Izzy was a computer-animated character that could change shapes, a break from traditional Olympic mascots because it didn’t represent an animal or human figure. It was not very popular with the media.
Nagano 1998 — Sukki, Nokki, Lekki, and Tsukki
The original mascot for the Games was a weasel named Snowple, but he was replaced by four snow owls named Sukki, Nokki, Lekki, and Tsukki — also known as the Snowlet. The names were chosen from 47,484 suggestions sent in by the public.
Sydney 2000 — Millie (with Olly and Syd)
Olly, a kookaburra, is named for the Olympics and represents universal generosity; Syd, a platypus, is named for Sydney and represents the energy of Australia; Millie (pictured here), an echidna, is named for the millennium and is an information whiz.
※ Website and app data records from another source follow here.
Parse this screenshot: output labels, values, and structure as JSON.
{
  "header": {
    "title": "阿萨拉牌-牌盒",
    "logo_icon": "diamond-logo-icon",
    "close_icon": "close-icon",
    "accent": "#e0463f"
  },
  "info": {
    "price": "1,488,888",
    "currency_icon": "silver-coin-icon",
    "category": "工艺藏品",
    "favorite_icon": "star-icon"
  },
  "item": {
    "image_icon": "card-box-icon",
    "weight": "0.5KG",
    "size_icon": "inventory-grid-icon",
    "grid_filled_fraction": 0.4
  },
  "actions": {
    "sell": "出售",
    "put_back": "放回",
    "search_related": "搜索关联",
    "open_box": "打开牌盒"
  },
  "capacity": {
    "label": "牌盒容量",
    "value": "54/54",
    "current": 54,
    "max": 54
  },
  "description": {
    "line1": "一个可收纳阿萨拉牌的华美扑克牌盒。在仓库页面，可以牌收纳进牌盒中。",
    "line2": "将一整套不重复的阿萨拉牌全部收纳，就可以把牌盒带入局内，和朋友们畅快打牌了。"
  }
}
Salt Lake City 2002 — Powder, Copper, Coal
The three animals were chosen from Native American folklore to reflect the Olympic motto: The snowshoe hare is faster (Citius); the coyote is higher (Altius); the American black bear is stronger (Fortius).
Athens 2004 — Athena and Phevos
Athena and Phevos are anthropomorphic mascots. According to the official mascot website, “their creation was inspired by an ancient Greek doll and their names are linked to ancient Greece, yet the two siblings are children of modern times – Phevos and Athena represent the link between Greek history and the modern Olympic Games.”
Torino 2006 — Neve and Gliz
Neve (“snow” in Italian) is a female snowball, and Gliz is a male ice cube.
Beijing 2008 — Beibei, Jingjing, Huanhuan, Yingying, Nini
From the Beijing Olympics website: “Like the Five Olympic Rings from which they draw their color and inspiration, Fuwa will serve as the Official Mascots of Beijing 2008 Olympic Games, carrying a message of friendship and peace — and good wishes from China — to children all over the world.” Beibei is the Fish, Jingjing is the Panda, Huanhuan is the Olympic Flame, Yingying is the Tibetan Antelope and Nini is the Swallow.
Vancouver 2010 — Miga and Quatchi
The mascots for the Games are Miga and Quatchi, and for the 2010 Winter Paralympics, Sumi, as well as their “sidekick” Mukmuk.
London 2012 — Wenlock
The one-eyed figures were chosen after 18 months and 40 focus groups. Wenlock is pictured here with Mandeville (in blue), the Paralympic mascot.
Our biggest match ever.
TODAY ONLY your donation has 4x the impact!